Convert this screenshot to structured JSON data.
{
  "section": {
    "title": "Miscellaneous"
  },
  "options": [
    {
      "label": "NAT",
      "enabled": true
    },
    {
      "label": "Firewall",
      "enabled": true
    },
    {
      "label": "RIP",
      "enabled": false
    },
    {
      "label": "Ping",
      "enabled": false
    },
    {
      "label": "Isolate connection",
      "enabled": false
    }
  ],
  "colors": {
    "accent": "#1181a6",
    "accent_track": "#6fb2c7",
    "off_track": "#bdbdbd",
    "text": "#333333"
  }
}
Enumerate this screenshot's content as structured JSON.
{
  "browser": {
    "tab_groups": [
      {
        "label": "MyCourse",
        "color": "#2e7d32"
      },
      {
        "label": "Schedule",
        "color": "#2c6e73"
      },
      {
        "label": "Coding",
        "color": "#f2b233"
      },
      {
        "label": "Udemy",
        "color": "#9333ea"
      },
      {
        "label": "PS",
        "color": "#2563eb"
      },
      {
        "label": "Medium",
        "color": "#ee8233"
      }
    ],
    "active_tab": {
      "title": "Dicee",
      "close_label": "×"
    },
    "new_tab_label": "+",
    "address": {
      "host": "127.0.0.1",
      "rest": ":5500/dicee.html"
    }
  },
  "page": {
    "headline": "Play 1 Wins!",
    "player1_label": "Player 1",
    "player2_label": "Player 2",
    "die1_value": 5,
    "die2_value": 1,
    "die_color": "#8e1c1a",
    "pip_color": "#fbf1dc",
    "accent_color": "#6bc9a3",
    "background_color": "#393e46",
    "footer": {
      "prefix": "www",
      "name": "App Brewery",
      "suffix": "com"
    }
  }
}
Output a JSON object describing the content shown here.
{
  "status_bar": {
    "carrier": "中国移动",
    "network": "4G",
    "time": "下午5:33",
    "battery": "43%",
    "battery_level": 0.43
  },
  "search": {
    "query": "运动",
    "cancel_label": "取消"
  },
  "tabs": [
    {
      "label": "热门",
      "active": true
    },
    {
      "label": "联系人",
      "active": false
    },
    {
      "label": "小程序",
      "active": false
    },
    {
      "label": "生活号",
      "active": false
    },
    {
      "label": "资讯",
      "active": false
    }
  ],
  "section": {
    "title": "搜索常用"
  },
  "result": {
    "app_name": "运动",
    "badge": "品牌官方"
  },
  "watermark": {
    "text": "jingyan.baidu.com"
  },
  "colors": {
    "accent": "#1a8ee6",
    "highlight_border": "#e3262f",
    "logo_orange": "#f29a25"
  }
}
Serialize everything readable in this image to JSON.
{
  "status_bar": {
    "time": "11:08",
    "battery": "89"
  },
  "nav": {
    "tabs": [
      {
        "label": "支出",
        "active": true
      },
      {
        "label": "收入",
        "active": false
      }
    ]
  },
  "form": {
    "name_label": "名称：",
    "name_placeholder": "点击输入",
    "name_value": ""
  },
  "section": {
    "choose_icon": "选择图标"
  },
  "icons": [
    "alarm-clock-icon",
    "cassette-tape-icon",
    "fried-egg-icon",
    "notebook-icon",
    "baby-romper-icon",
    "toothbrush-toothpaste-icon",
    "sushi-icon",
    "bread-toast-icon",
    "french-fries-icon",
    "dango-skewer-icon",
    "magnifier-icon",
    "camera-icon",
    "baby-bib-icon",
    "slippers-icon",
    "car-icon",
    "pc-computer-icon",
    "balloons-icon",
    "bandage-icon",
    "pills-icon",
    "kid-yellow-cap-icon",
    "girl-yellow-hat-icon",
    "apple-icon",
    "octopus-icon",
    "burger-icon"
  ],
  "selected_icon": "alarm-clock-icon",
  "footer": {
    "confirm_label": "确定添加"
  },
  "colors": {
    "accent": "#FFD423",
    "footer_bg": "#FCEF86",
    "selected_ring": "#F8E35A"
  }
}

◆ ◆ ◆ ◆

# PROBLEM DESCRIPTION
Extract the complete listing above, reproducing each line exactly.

# ANSWER FOR THE TASK
Convert this screenshot to structured JSON data.
{
  "section": {
    "title": "Miscellaneous"
  },
  "options": [
    {
      "label": "NAT",
      "enabled": true
    },
    {
      "label": "Firewall",
      "enabled": true
    },
    {
      "label": "RIP",
      "enabled": false
    },
    {
      "label": "Ping",
      "enabled": false
    },
    {
      "label": "Isolate connection",
      "enabled": false
    }
  ],
  "colors": {
    "accent": "#1181a6",
    "accent_track": "#6fb2c7",
    "off_track": "#bdbdbd",
    "text": "#333333"
  }
}
Enumerate this screenshot's content as structured JSON.
{
  "browser": {
    "tab_groups": [
      {
        "label": "MyCourse",
        "color": "#2e7d32"
      },
      {
        "label": "Schedule",
        "color": "#2c6e73"
      },
      {
        "label": "Coding",
        "color": "#f2b233"
      },
      {
        "label": "Udemy",
        "color": "#9333ea"
      },
      {
        "label": "PS",
        "color": "#2563eb"
      },
      {
        "label": "Medium",
        "color": "#ee8233"
      }
    ],
    "active_tab": {
      "title": "Dicee",
      "close_label": "×"
    },
    "new_tab_label": "+",
    "address": {
      "host": "127.0.0.1",
      "rest": ":5500/dicee.html"
    }
  },
  "page": {
    "headline": "Play 1 Wins!",
    "player1_label": "Player 1",
    "player2_label": "Player 2",
    "die1_value": 5,
    "die2_value": 1,
    "die_color": "#8e1c1a",
    "pip_color": "#fbf1dc",
    "accent_color": "#6bc9a3",
    "background_color": "#393e46",
    "footer": {
      "prefix": "www",
      "name": "App Brewery",
      "suffix": "com"
    }
  }
}
Output a JSON object describing the content shown here.
{
  "status_bar": {
    "carrier": "中国移动",
    "network": "4G",
    "time": "下午5:33",
    "battery": "43%",
    "battery_level": 0.43
  },
  "search": {
    "query": "运动",
    "cancel_label": "取消"
  },
  "tabs": [
    {
      "label": "热门",
      "active": true
    },
    {
      "label": "联系人",
      "active": false
    },
    {
      "label": "小程序",
      "active": false
    },
    {
      "label": "生活号",
      "active": false
    },
    {
      "label": "资讯",
      "active": false
    }
  ],
  "section": {
    "title": "搜索常用"
  },
  "result": {
    "app_name": "运动",
    "badge": "品牌官方"
  },
  "watermark": {
    "text": "jingyan.baidu.com"
  },
  "colors": {
    "accent": "#1a8ee6",
    "highlight_border": "#e3262f",
    "logo_orange": "#f29a25"
  }
}
Serialize everything readable in this image to JSON.
{
  "status_bar": {
    "time": "11:08",
    "battery": "89"
  },
  "nav": {
    "tabs": [
      {
        "label": "支出",
        "active": true
      },
      {
        "label": "收入",
        "active": false
      }
    ]
  },
  "form": {
    "name_label": "名称：",
    "name_placeholder": "点击输入",
    "name_value": ""
  },
  "section": {
    "choose_icon": "选择图标"
  },
  "icons": [
    "alarm-clock-icon",
    "cassette-tape-icon",
    "fried-egg-icon",
    "notebook-icon",
    "baby-romper-icon",
    "toothbrush-toothpaste-icon",
    "sushi-icon",
    "bread-toast-icon",
    "french-fries-icon",
    "dango-skewer-icon",
    "magnifier-icon",
    "camera-icon",
    "baby-bib-icon",
    "slippers-icon",
    "car-icon",
    "pc-computer-icon",
    "balloons-icon",
    "bandage-icon",
    "pills-icon",
    "kid-yellow-cap-icon",
    "girl-yellow-hat-icon",
    "apple-icon",
    "octopus-icon",
    "burger-icon"
  ],
  "selected_icon": "alarm-clock-icon",
  "footer": {
    "confirm_label": "确定添加"
  },
  "colors": {
    "accent": "#FFD423",
    "footer_bg": "#FCEF86",
    "selected_ring": "#F8E35A"
  }
}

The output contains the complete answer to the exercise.